The rise of digital has enhanced job search capabilities for savvy seekers. From LinkedIn groups to Twitter hashtags created to support job finding, opportunities abound. Digital tools can assist in connecting with like-minded individuals that may aid in your job search and achieve first-mover advantage for openings and updates. Here’s our top tips for putting digital tools to work in your search.
Identify digital red flags
It’s tempting to focus on making sure you look like a highly desirable candidate. After all, who can afford to be picky in this economy? It’s important to remember that you’ll have better success targeting a small group of companies than everything under the sun. That means identifying the best candidate companies and pursuing relationships that will get you noticed. But how do you know which companies deserve your undying attention? Asking a few simple questions can get you started.
Is the company website from the 90’s? If the company doesn’t maintain a healthy digital presence that could be a warning sign. Even the stodgiest of organizations have realized that the digital age means change. Failure to invest in a quality company website may point to deeper issues with technology (and a lack of core competencies). Throw this one out the window if you’re interviewing to redo the company website!
Has social media been repressed or discouraged? If you can’t seem to locate low to mid-level employees on social networks such as LinkedIn, or if the company lacks a mere presence on basic platforms like Twitter, that’s a red flag.

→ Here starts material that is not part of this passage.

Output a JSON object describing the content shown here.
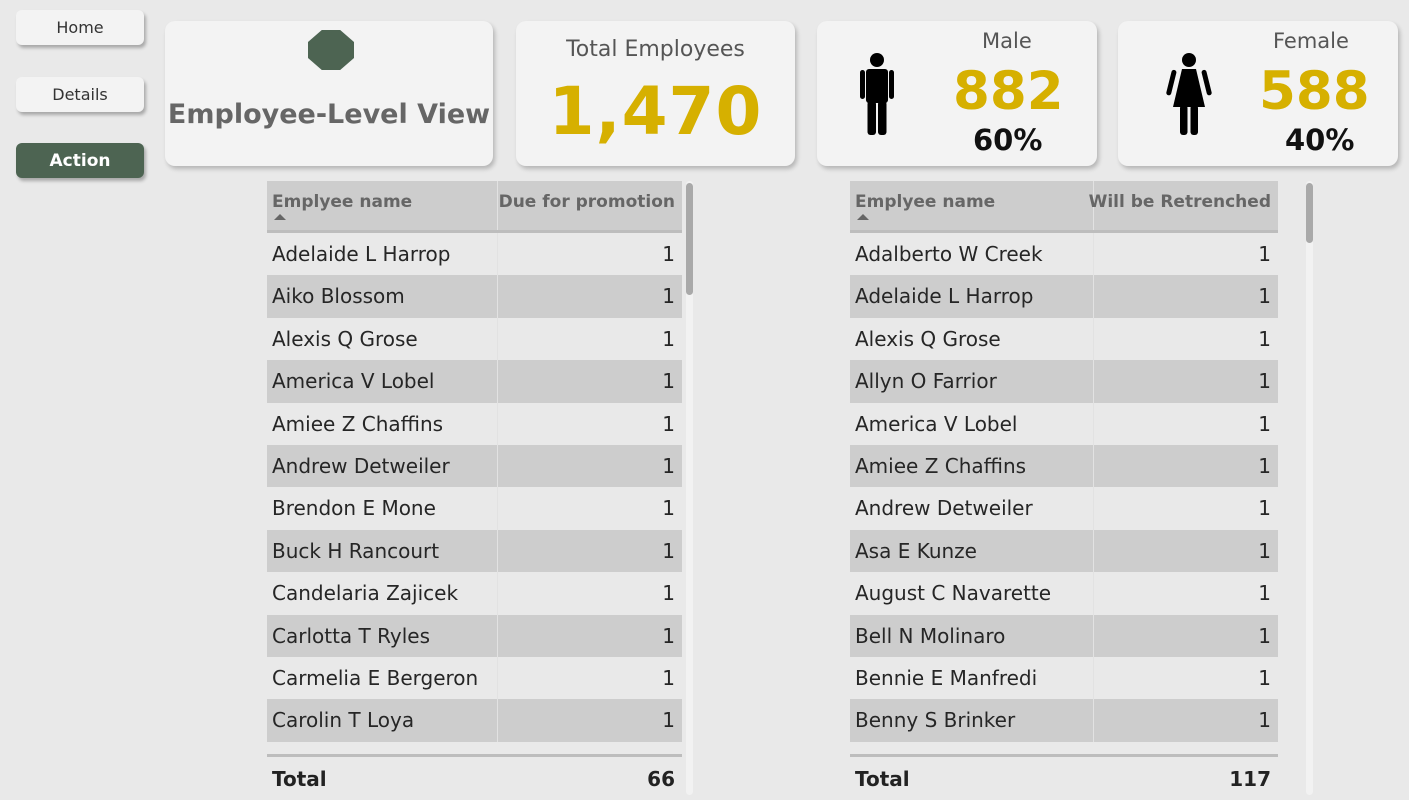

It’s also an indicator that internal knowledge-sharing may be lacking.
Can you find peer reviews? Yelp changed the way we go to restaurants – in the same way startups like glassdoor.com want to change the way you search for jobs. Companies (and especially large organizations) are reviewed by the people who work or have worked there. It’s an opportunity to check out what’s really going on. Granted reviews don’t tell the whole story but they do offer another data point to consider.
Is the company proud of it’s culture? You should be able to get a sense of the dress code, social dynamic and how to approach an interview by liking a company’s Facebook page, following a company on Twitter, or through the company blog.
Tell your story
Provide complete information that matches! If your printed resume, social profiles and blog don’t match what you say in an interview or if you’re trying to play favorites by embellishing experience depending on application recipient you may be hurting your chances at being taken seriously. It’s easy to check these days and smart recruiters understand how to quickly validate information using digital tools.
You’ll need to make sure that your LinkedIn profile is up to date and your references are in order. If you have industry experience one of the most valuable things you can do is get recommendations from your former employers. Social recommendations go a long way to proving your worth and showing hiring managers exactly how you are connected.
Get rid of adolescent or unflattering social garbage. That means removing pictures of late nights out, racy tweets and inappropriate status updates. It’s not about hiding who you really are, it’s about showing your professional self. Companies aren’t hiring you for your “night off” attitude – they want you for the intellectual stuff you come up with in “pro mode.”
Demonstrate discipline by consistently doing something you are passionate about. Since we’re all about digital at lonelybrand we look for things like regularly updated blogs (2-3 posts per week on a focused subject) and focused social updates. It’s not about your audience size or quality – it’s about a self-imposed program that you can stick to. Consistency is directly related to reliability – and that’s never a bad thing.